Footage of another atrocity, in Granai, Afghanistan on May 4, 2009 , showed the pilot of a US plane massacring scores of civilians. The Afghan government said 140 civilians were killed in the attack.
Manning, at age 25, was sentenced to 35 years in prison, on 21 charges, for her leaks. The United Nations special rapporteur on torture said in 2012 that Manning had been subjected to cruel and inhuman treatment. Manning had endured nearly a year of solitary confinement, which rights experts say is tantamount to torture.
After receiving her sentence, Chelsea Manning, who had formerly been known as Bradley Manning, announced that she was transgender and identified as a woman. She immediately asked to begin hormone therapy in order to transition, but the military did not at first cooperate. The US Army did not approve Manning’s hormone therapy until 2015, after she filed a lawsuit.
Legal groups and grassroots activists have spent years calling for Manning’s release. In the lead-up to the commutation of her sentence, there was a swelling campaign, which was supported by major human rights groups like Amnesty International.

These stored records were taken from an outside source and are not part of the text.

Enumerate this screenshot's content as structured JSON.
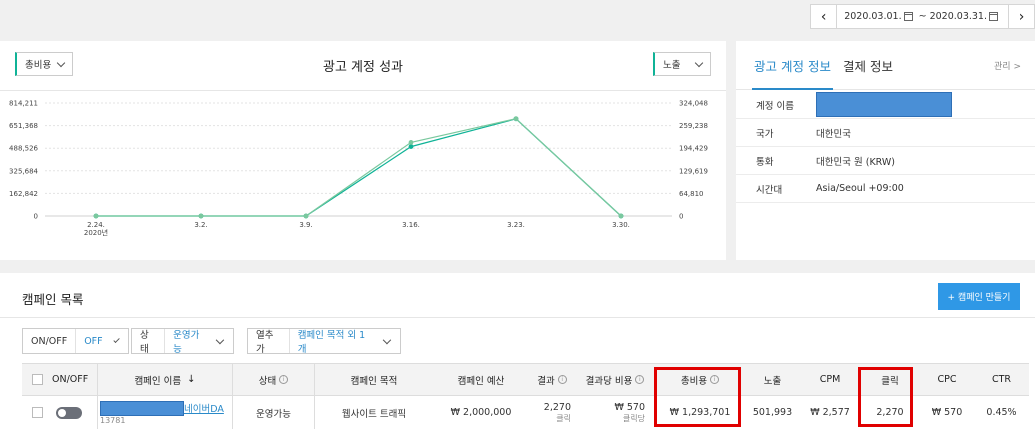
{
  "date_range": {
    "start": "2020.03.01.",
    "separator": "~",
    "end": "2020.03.31."
  },
  "performance": {
    "title": "광고 계정 성과",
    "left_select": "총비용",
    "right_select": "노출"
  },
  "chart_data": {
    "type": "line",
    "categories": [
      "2.24.",
      "3.2.",
      "3.9.",
      "3.16.",
      "3.23.",
      "3.30."
    ],
    "x_sublabel": "2020년",
    "y_left_ticks": [
      "0",
      "162,842",
      "325,684",
      "488,526",
      "651,368",
      "814,211"
    ],
    "y_right_ticks": [
      "0",
      "64,810",
      "129,619",
      "194,429",
      "259,238",
      "324,048"
    ],
    "ylim_left": [
      0,
      814211
    ],
    "ylim_right": [
      0,
      324048
    ],
    "series": [
      {
        "axis": "left",
        "values": [
          0,
          0,
          0,
          500000,
          700000,
          0
        ],
        "color": "#0fb397"
      },
      {
        "axis": "right",
        "values": [
          0,
          0,
          0,
          211000,
          279000,
          0
        ],
        "color": "#7ac89e"
      }
    ],
    "grid": true
  },
  "account": {
    "tabs": [
      "광고 계정 정보",
      "결제 정보"
    ],
    "manage_link": "관리 >",
    "rows": [
      {
        "key": "계정 이름",
        "value": ""
      },
      {
        "key": "국가",
        "value": "대한민국"
      },
      {
        "key": "통화",
        "value": "대한민국 원 (KRW)"
      },
      {
        "key": "시간대",
        "value": "Asia/Seoul +09:00"
      }
    ]
  },
  "campaigns": {
    "title": "캠페인 목록",
    "create_button": "+ 캠페인 만들기",
    "filters": {
      "onoff_label": "ON/OFF",
      "onoff_value": "OFF",
      "status_label": "상태",
      "status_value": "운영가능",
      "columns_label": "열추가",
      "columns_value": "캠페인 목적 외 1 개"
    },
    "headers": {
      "onoff": "ON/OFF",
      "name": "캠페인 이름",
      "sort_arrow": "↓",
      "status": "상태",
      "objective": "캠페인 목적",
      "budget": "캠페인 예산",
      "result": "결과",
      "cost_per_result": "결과당 비용",
      "total_cost": "총비용",
      "impressions": "노출",
      "cpm": "CPM",
      "clicks": "클릭",
      "cpc": "CPC",
      "ctr": "CTR"
    },
    "info_glyph": "i",
    "rows": [
      {
        "name_suffix": "네이버DA",
        "id": "13781",
        "status": "운영가능",
        "objective": "웹사이트 트래픽",
        "budget": "₩ 2,000,000",
        "result": "2,270",
        "result_unit": "클릭",
        "cost_per_result": "₩ 570",
        "cost_per_result_unit": "클릭당",
        "total_cost": "₩ 1,293,701",
        "impressions": "501,993",
        "cpm": "₩ 2,577",
        "clicks": "2,270",
        "cpc": "₩ 570",
        "ctr": "0.45%"
      }
    ]
  }
}
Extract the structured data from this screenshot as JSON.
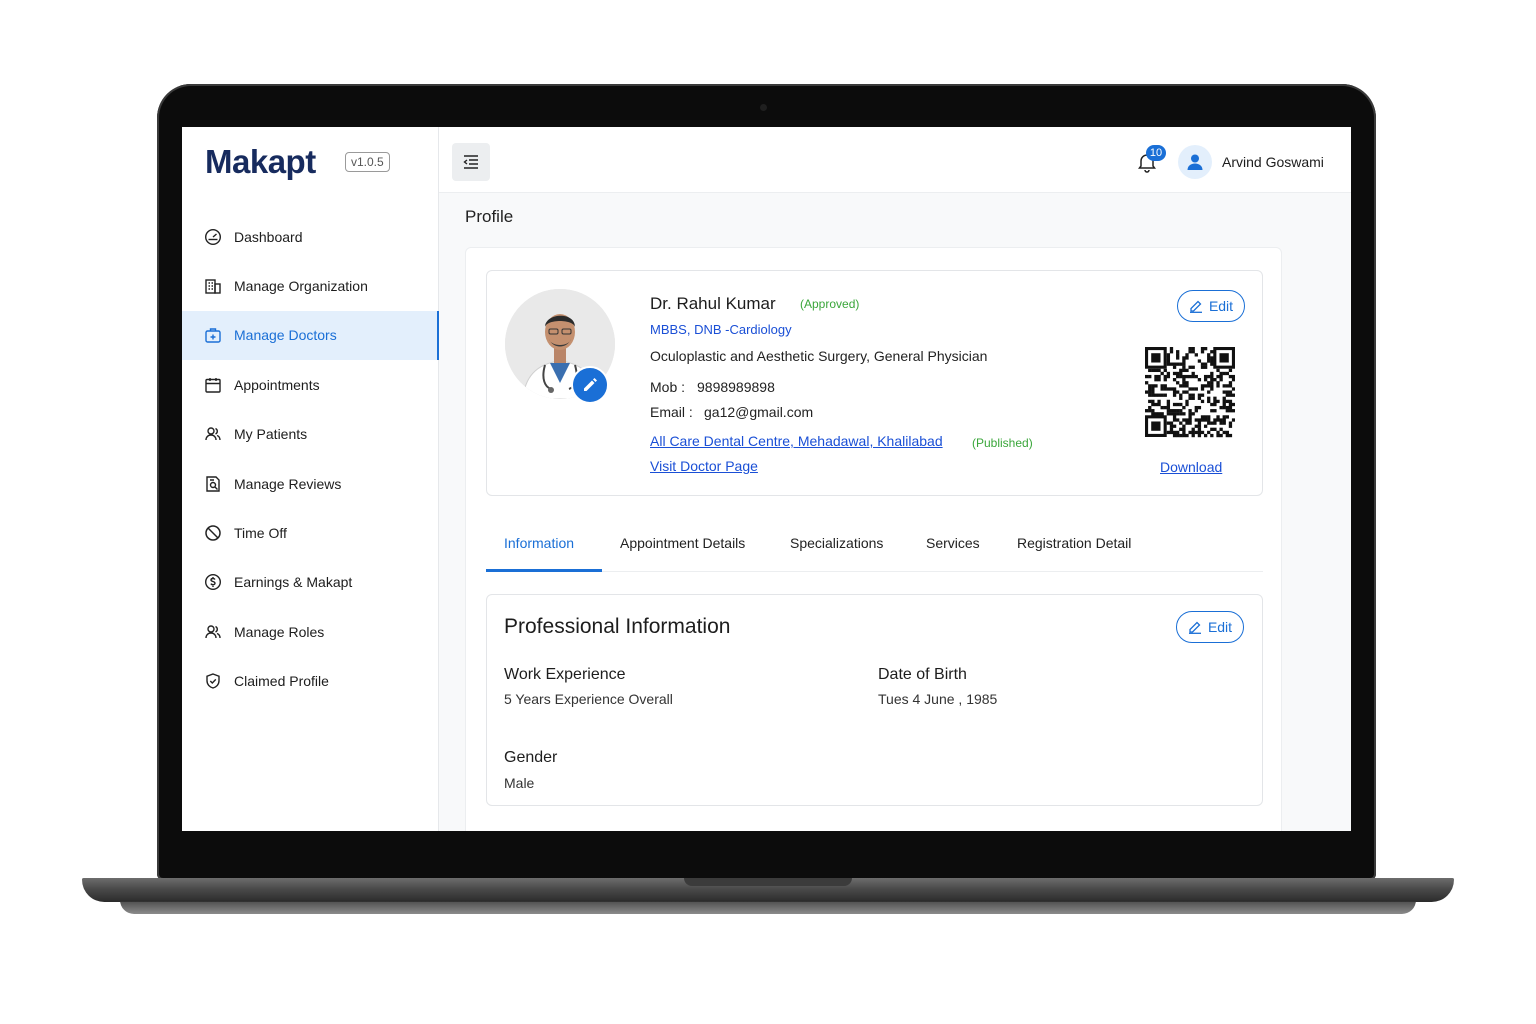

On January 17, the prison sentence of longtime Puerto Rican political prisoner Oscar López Rivera was also commuted. Activists and rights groups have organized and advocated for his release for decades.
Although the Obama administration commuted Manning’s sentence, it also used the World War I-era Espionage Act to punish whistleblowers who leaked to journalists more than all previous presidents combined.